When most of us make a pit stop at the local service station for a few gallons of gas, some cigarettes, or an oil change, if we’re feeling a little curious, we might stop to consider the often grizzled-seeming souls toiling behind the counter or at the pumps. What choices, either wildly spontaneous or premeditated, led them to their current career? Can we imagine their lives outside of work as distinct and complex entities and not just the bored bodies in unflattering corporate-logo jumpsuits with which we’re so familiar? Are they happy? Ryan W. Bradley can provide these answers, and then some. His autobiographical debut novel, Code for Failure, presents a searing portrait of life at the bottom rung of the fuel industry that performs the rare feat of being psychologically intricate, hilariously scatological, and emotionally memorable, often in the same paragraph.
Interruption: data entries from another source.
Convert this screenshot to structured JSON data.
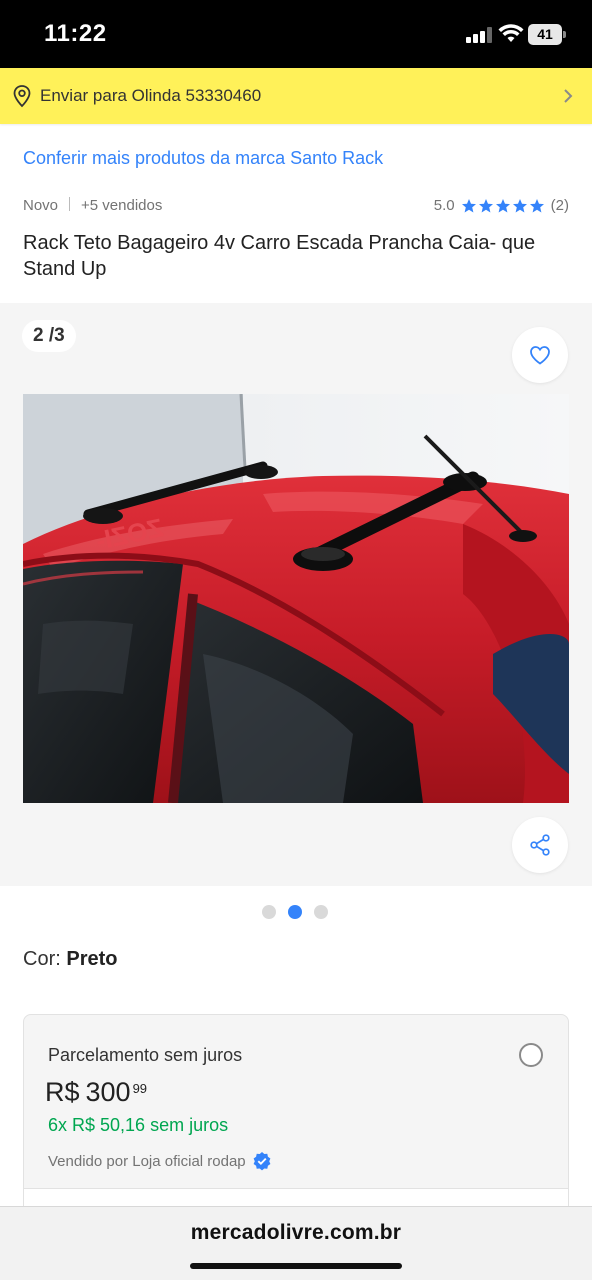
{
  "status_bar": {
    "time": "11:22",
    "battery": "41",
    "icons": [
      "signal-icon",
      "wifi-icon",
      "battery-icon"
    ]
  },
  "shipping": {
    "text": "Enviar para Olinda 53330460",
    "icon": "location-pin-icon",
    "background": "#fff159"
  },
  "product": {
    "brand_link": "Conferir mais produtos da marca Santo Rack",
    "condition": "Novo",
    "sold": "+5 vendidos",
    "rating": "5.0",
    "rating_stars": 5,
    "reviews": "(2)",
    "title": "Rack Teto Bagageiro 4v Carro Escada Prancha Caia- que Stand Up"
  },
  "gallery": {
    "counter": "2 /3",
    "current": 2,
    "total": 3,
    "favorite_icon": "heart-icon",
    "share_icon": "share-icon"
  },
  "variant": {
    "label": "Cor:",
    "value": "Preto"
  },
  "payment": {
    "title": "Parcelamento sem juros",
    "currency": "R$",
    "price_int": "300",
    "price_cents": "99",
    "installments": "6x R$ 50,16 sem juros",
    "seller": "Vendido por Loja oficial rodap",
    "seller_icon": "verified-badge-icon"
  },
  "browser": {
    "url": "mercadolivre.com.br"
  },
  "colors": {
    "accent": "#3483fa",
    "green": "#00a650",
    "yellow": "#fff159"
  }
}
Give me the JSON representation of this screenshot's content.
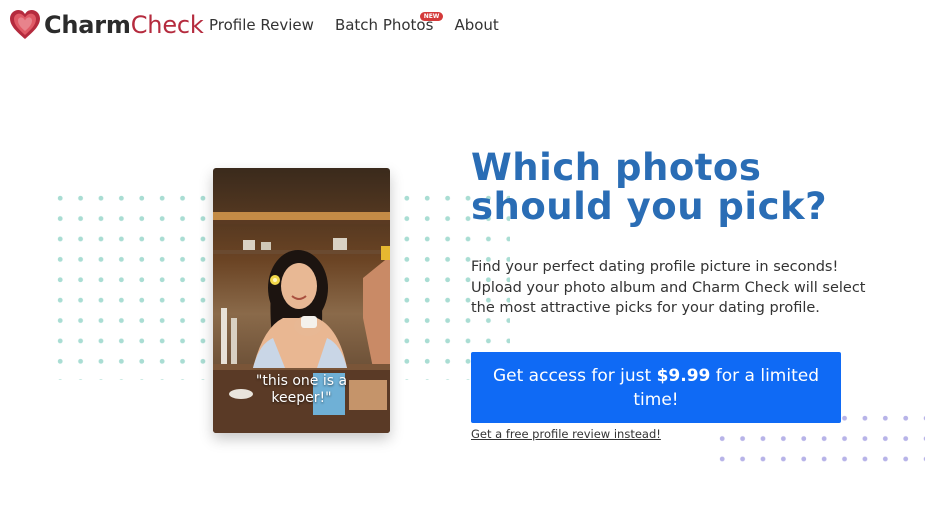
{
  "header": {
    "brand_part1": "Charm",
    "brand_part2": "Check",
    "nav": [
      {
        "label": "Profile Review"
      },
      {
        "label": "Batch Photos",
        "badge": "NEW"
      },
      {
        "label": "About"
      }
    ]
  },
  "hero": {
    "title": "Which photos should you pick?",
    "description": "Find your perfect dating profile picture in seconds! Upload your photo album and Charm Check will select the most attractive picks for your dating profile.",
    "cta_prefix": "Get access for just ",
    "cta_price": "$9.99",
    "cta_suffix": " for a limited time!",
    "free_link": "Get a free profile review instead!"
  },
  "photo": {
    "caption": "\"this one is a keeper!\""
  },
  "colors": {
    "brand_red": "#b52b3e",
    "title_blue": "#2a6db5",
    "cta_blue": "#0f6af5",
    "badge_red": "#d43a3a",
    "dots_green": "#a9ddd3",
    "dots_purple": "#b7b3e8"
  },
  "icons": {
    "logo": "heart-icon"
  }
}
It’s a study of the rarest of dichotomies – darkly macho fiction with a heart that builds to unbearable, and maybe more.
March 16th, 2012 / 1:00 pm